Through the use of globalized, brand-name pharmaceuticals and illicit tinkering, drugs act upon our physical well-being and sense of self, creating relations of care, dependence, and exploitation in their wake. Informed by Marxist theory, feminism, and science studies, this class interrogates how drugs – both engineered pharmaceuticals and pleasurably addictive illegal substances – gain and reproduce their power in our social life. As total health expenditures approach 20% of American GDP, and drugs become dynamic components of everyday life, understanding the personal experience and political economy of these compounds is more crucial than ever.
In this course, we will consider: What counts as a drug? What does it mean for a drug to “work” and what systems have been developed to decide what “working” means? What are the social and political effects of our current “biomedical” regime, in which medical science becomes the privileged paradigm to explain our personal and social ills? Who profits and who suffers, and why? The core readings of this course will consist of three theoretically-motivated ethnographic texts: Joao Biehl’s Vita, Kane Race’s Pleasure Consuming Medicine, and Jeffrey Schonberg and Philippe Bourgeois’s Righteous Dopefiend. Through these readings, we will explore how drugs are designed and marketed, consider their medical potential, and question what happens when their pharmacological properties exceed their intended use.
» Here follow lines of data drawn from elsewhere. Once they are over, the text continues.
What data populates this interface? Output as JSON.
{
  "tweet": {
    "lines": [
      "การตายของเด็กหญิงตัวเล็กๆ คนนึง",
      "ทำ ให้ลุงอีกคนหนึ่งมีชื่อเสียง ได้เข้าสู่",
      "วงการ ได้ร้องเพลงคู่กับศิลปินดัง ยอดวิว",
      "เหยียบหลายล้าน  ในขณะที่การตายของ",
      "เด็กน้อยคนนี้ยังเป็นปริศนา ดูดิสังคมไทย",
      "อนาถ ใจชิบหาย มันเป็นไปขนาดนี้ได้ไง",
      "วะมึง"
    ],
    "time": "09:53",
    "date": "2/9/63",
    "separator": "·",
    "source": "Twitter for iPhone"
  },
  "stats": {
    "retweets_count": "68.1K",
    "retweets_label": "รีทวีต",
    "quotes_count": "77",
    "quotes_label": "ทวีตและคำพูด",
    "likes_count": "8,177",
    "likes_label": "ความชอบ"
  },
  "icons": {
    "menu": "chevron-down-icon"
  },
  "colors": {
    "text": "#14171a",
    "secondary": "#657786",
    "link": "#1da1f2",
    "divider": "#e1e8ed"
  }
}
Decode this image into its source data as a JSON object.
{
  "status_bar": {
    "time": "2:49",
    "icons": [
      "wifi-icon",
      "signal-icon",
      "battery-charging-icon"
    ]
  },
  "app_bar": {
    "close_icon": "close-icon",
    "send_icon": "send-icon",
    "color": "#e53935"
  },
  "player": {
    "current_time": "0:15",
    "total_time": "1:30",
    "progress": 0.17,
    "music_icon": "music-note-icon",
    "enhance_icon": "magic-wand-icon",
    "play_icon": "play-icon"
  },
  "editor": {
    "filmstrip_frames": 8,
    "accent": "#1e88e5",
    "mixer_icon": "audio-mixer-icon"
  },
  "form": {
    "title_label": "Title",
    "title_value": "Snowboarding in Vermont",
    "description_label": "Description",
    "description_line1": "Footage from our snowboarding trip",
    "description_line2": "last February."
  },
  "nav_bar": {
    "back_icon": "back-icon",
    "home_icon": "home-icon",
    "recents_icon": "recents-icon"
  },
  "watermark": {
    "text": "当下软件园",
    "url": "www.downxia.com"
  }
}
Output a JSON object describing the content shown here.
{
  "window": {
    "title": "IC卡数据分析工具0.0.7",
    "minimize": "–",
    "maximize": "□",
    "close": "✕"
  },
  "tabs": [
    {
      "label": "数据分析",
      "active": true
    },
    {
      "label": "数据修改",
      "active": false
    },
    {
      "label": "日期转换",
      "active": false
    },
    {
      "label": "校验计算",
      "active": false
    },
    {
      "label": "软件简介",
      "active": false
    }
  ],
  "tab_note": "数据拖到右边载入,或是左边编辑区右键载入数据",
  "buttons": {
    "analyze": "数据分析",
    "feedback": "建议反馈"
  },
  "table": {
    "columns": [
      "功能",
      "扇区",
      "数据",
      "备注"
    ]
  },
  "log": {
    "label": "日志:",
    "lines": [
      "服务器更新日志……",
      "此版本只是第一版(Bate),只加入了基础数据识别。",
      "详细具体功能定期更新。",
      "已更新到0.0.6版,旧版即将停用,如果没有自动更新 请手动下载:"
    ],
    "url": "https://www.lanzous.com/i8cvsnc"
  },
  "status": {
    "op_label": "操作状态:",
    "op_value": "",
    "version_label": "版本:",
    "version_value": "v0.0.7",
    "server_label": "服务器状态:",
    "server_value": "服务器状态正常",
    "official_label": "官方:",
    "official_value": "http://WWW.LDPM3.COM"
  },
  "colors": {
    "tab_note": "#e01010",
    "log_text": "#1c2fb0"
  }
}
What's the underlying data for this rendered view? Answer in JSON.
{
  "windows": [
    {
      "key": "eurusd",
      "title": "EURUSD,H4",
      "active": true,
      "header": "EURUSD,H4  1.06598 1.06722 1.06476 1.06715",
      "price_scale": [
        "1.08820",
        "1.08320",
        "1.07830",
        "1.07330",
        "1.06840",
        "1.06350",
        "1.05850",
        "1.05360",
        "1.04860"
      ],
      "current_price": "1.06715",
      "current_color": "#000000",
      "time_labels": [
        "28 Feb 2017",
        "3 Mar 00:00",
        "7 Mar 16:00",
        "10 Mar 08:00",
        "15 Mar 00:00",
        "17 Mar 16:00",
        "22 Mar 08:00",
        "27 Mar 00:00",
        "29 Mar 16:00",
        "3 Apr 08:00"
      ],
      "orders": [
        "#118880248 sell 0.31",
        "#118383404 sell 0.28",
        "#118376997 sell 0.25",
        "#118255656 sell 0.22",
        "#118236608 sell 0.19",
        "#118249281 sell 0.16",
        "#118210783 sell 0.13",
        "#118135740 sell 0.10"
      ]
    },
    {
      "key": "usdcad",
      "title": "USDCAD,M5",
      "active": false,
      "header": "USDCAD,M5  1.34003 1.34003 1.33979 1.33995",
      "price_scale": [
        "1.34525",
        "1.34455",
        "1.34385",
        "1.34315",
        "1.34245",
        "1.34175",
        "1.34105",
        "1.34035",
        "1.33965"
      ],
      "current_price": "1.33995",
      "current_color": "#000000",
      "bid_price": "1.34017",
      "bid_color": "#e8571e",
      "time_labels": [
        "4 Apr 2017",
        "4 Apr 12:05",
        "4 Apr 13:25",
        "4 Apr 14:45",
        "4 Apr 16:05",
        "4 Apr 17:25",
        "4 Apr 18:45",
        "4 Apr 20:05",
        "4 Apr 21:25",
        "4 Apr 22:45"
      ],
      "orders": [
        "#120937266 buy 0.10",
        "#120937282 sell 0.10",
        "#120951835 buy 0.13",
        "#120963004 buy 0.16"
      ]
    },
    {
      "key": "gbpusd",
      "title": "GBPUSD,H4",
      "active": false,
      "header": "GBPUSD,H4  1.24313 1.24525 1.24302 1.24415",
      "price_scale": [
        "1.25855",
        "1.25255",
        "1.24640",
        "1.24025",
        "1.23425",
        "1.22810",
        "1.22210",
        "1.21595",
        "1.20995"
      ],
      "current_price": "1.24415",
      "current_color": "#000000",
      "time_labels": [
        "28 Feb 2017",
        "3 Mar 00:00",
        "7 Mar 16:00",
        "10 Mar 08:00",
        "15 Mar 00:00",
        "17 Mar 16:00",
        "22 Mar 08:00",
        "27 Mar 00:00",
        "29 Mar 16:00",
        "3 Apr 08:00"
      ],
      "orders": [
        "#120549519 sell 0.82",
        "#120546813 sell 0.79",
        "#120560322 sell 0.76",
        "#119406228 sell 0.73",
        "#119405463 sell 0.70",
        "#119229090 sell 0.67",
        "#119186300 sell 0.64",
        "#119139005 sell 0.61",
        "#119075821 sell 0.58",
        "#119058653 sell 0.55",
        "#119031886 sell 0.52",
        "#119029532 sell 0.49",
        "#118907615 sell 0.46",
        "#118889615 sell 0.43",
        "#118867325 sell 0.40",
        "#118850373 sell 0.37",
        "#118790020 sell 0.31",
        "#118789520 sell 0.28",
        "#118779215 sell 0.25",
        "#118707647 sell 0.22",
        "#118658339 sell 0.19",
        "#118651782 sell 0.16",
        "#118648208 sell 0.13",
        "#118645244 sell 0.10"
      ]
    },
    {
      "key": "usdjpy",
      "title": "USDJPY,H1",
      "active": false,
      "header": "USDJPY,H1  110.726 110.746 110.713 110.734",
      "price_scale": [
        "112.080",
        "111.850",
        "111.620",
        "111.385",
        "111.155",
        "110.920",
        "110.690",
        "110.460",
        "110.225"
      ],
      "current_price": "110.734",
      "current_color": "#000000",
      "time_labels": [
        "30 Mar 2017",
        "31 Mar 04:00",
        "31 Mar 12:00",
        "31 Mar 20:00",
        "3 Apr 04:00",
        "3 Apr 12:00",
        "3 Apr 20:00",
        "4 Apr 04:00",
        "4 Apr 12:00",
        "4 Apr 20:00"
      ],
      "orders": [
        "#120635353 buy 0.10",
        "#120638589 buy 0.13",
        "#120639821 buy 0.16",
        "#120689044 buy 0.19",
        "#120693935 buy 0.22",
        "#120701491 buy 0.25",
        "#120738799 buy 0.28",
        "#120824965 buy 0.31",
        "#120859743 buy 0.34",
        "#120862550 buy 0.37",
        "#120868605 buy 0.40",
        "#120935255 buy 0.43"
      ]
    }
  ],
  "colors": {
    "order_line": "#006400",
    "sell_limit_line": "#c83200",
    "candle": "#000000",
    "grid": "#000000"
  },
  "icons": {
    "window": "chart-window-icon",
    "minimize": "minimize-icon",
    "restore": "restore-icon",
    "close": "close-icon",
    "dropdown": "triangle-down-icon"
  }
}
Finally, we will consider how drugs shape their users and take on new, often unintended meanings, and how social theory can help us better understand the worlds these potent chemicals create.